## TASK DIRECTIONS:
An exact copy of the entries is needed, with every picture left out.

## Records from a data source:
====

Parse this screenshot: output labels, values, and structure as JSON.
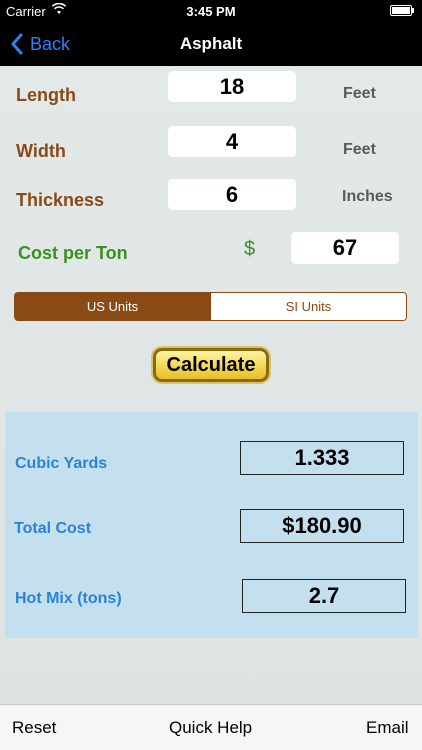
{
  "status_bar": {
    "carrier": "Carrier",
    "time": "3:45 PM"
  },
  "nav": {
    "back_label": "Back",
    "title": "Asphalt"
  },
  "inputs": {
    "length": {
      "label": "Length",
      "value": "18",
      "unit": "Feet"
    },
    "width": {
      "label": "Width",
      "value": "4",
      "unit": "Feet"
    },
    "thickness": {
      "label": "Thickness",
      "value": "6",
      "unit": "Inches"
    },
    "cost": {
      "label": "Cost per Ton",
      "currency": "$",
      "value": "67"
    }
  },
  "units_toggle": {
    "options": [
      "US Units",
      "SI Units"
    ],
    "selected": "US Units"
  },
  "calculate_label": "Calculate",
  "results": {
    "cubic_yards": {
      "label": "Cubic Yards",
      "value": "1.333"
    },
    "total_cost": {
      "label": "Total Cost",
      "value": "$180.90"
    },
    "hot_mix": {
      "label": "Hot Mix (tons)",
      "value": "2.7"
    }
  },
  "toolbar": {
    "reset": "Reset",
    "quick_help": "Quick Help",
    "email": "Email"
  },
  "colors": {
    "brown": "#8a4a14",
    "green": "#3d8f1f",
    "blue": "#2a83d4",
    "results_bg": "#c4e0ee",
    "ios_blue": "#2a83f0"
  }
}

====

## COMPLETED EXERCISE:
Parse this screenshot: output labels, values, and structure as JSON.
{
  "status_bar": {
    "carrier": "Carrier",
    "time": "3:45 PM"
  },
  "nav": {
    "back_label": "Back",
    "title": "Asphalt"
  },
  "inputs": {
    "length": {
      "label": "Length",
      "value": "18",
      "unit": "Feet"
    },
    "width": {
      "label": "Width",
      "value": "4",
      "unit": "Feet"
    },
    "thickness": {
      "label": "Thickness",
      "value": "6",
      "unit": "Inches"
    },
    "cost": {
      "label": "Cost per Ton",
      "currency": "$",
      "value": "67"
    }
  },
  "units_toggle": {
    "options": [
      "US Units",
      "SI Units"
    ],
    "selected": "US Units"
  },
  "calculate_label": "Calculate",
  "results": {
    "cubic_yards": {
      "label": "Cubic Yards",
      "value": "1.333"
    },
    "total_cost": {
      "label": "Total Cost",
      "value": "$180.90"
    },
    "hot_mix": {
      "label": "Hot Mix (tons)",
      "value": "2.7"
    }
  },
  "toolbar": {
    "reset": "Reset",
    "quick_help": "Quick Help",
    "email": "Email"
  },
  "colors": {
    "brown": "#8a4a14",
    "green": "#3d8f1f",
    "blue": "#2a83d4",
    "results_bg": "#c4e0ee",
    "ios_blue": "#2a83f0"
  }
}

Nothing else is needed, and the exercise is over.